Data for analysis:
..............................

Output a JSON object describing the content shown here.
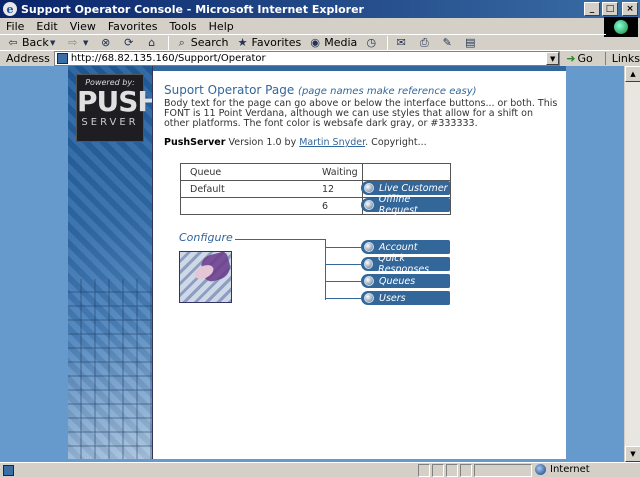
{
  "window": {
    "title": "Support Operator Console - Microsoft Internet Explorer",
    "minimize": "_",
    "maximize": "□",
    "close": "×"
  },
  "menu": [
    "File",
    "Edit",
    "View",
    "Favorites",
    "Tools",
    "Help"
  ],
  "toolbar": {
    "back": "Back",
    "search": "Search",
    "favorites": "Favorites",
    "media": "Media"
  },
  "address": {
    "label": "Address",
    "url": "http://68.82.135.160/Support/Operator",
    "go": "Go",
    "links": "Links"
  },
  "logo": {
    "powered_by": "Powered by:",
    "push": "PUSH",
    "server": "SERVER"
  },
  "page": {
    "title": "Suport Operator Page",
    "title_note": "(page names make reference easy)",
    "body": "Body text for the page can go above or below the interface buttons... or both.   This FONT is 11 Point Verdana, although we can use styles that allow for a shift on other platforms.  The font color is websafe dark gray, or #333333.",
    "product": "PushServer",
    "version_text": " Version 1.0 by ",
    "author": "Martin Snyder",
    "copyright": ".  Copyright..."
  },
  "queue_table": {
    "headers": [
      "Queue",
      "Waiting"
    ],
    "rows": [
      {
        "queue": "Default",
        "waiting": "12",
        "action": "Live Customer"
      },
      {
        "queue": "",
        "waiting": "6",
        "action": "Offline Request"
      }
    ]
  },
  "configure": {
    "label": "Configure",
    "items": [
      "Account",
      "Quick Responses",
      "Queues",
      "Users"
    ]
  },
  "status": {
    "zone": "Internet"
  },
  "colors": {
    "accent": "#336699",
    "background": "#6699cc",
    "text": "#333333"
  }
}
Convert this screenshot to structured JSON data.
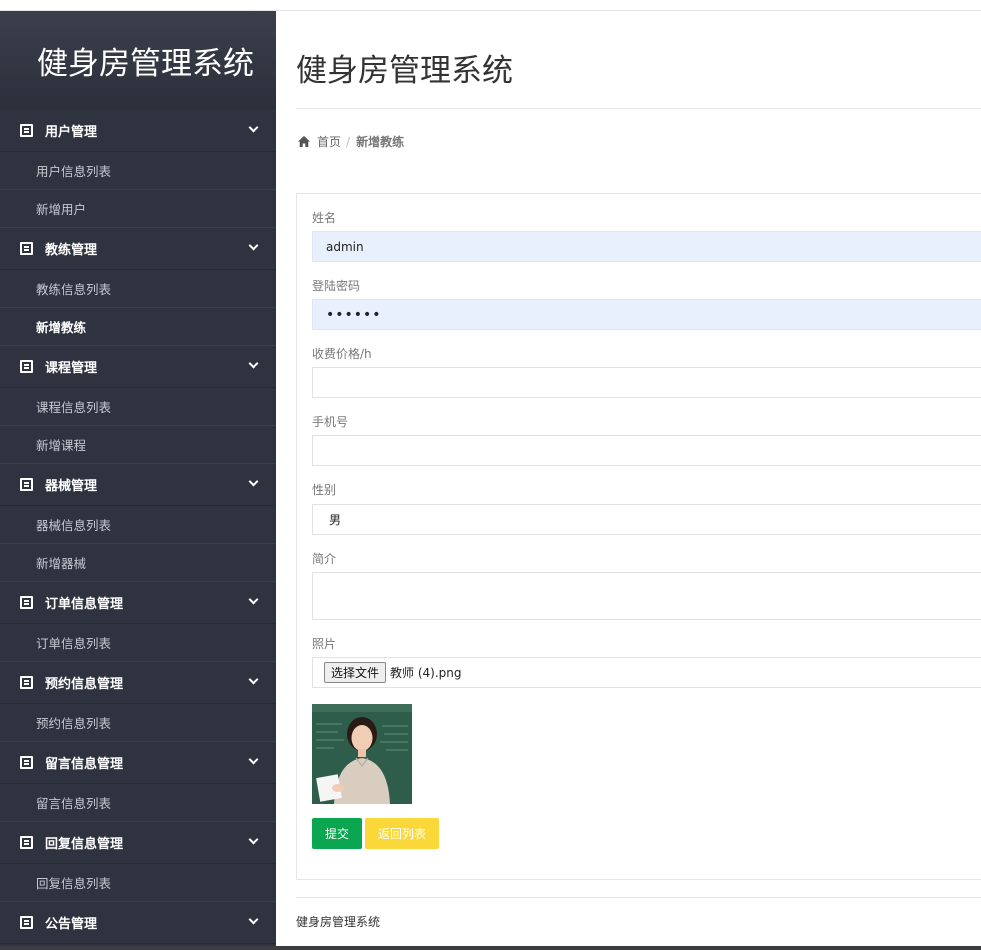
{
  "app": {
    "brand": "健身房管理系统"
  },
  "sidebar": {
    "groups": [
      {
        "title": "用户管理",
        "items": [
          "用户信息列表",
          "新增用户"
        ]
      },
      {
        "title": "教练管理",
        "items": [
          "教练信息列表",
          "新增教练"
        ]
      },
      {
        "title": "课程管理",
        "items": [
          "课程信息列表",
          "新增课程"
        ]
      },
      {
        "title": "器械管理",
        "items": [
          "器械信息列表",
          "新增器械"
        ]
      },
      {
        "title": "订单信息管理",
        "items": [
          "订单信息列表"
        ]
      },
      {
        "title": "预约信息管理",
        "items": [
          "预约信息列表"
        ]
      },
      {
        "title": "留言信息管理",
        "items": [
          "留言信息列表"
        ]
      },
      {
        "title": "回复信息管理",
        "items": [
          "回复信息列表"
        ]
      },
      {
        "title": "公告管理",
        "items": []
      }
    ],
    "active_item": "新增教练"
  },
  "main": {
    "title": "健身房管理系统",
    "breadcrumb": {
      "home": "首页",
      "separator": "/",
      "current": "新增教练"
    }
  },
  "form": {
    "name": {
      "label": "姓名",
      "value": "admin"
    },
    "password": {
      "label": "登陆密码",
      "value": "••••••"
    },
    "price": {
      "label": "收费价格/h",
      "value": ""
    },
    "phone": {
      "label": "手机号",
      "value": ""
    },
    "gender": {
      "label": "性别",
      "value": "男"
    },
    "intro": {
      "label": "简介",
      "value": ""
    },
    "photo": {
      "label": "照片",
      "button": "选择文件",
      "filename": "教师 (4).png"
    },
    "submit": "提交",
    "back": "返回列表"
  },
  "footer": {
    "text": "健身房管理系统"
  },
  "colors": {
    "sidebar_bg": "#2f3340",
    "submit_green": "#0aa650",
    "back_yellow": "#fbd83a",
    "autofill_bg": "#e8f0fe"
  }
}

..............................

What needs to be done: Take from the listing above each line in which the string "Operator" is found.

Response:
    "title": "Support Operator Console - Microsoft Internet Explorer",
    "url": "http://68.82.135.160/Support/Operator",
    "title": "Suport Operator Page",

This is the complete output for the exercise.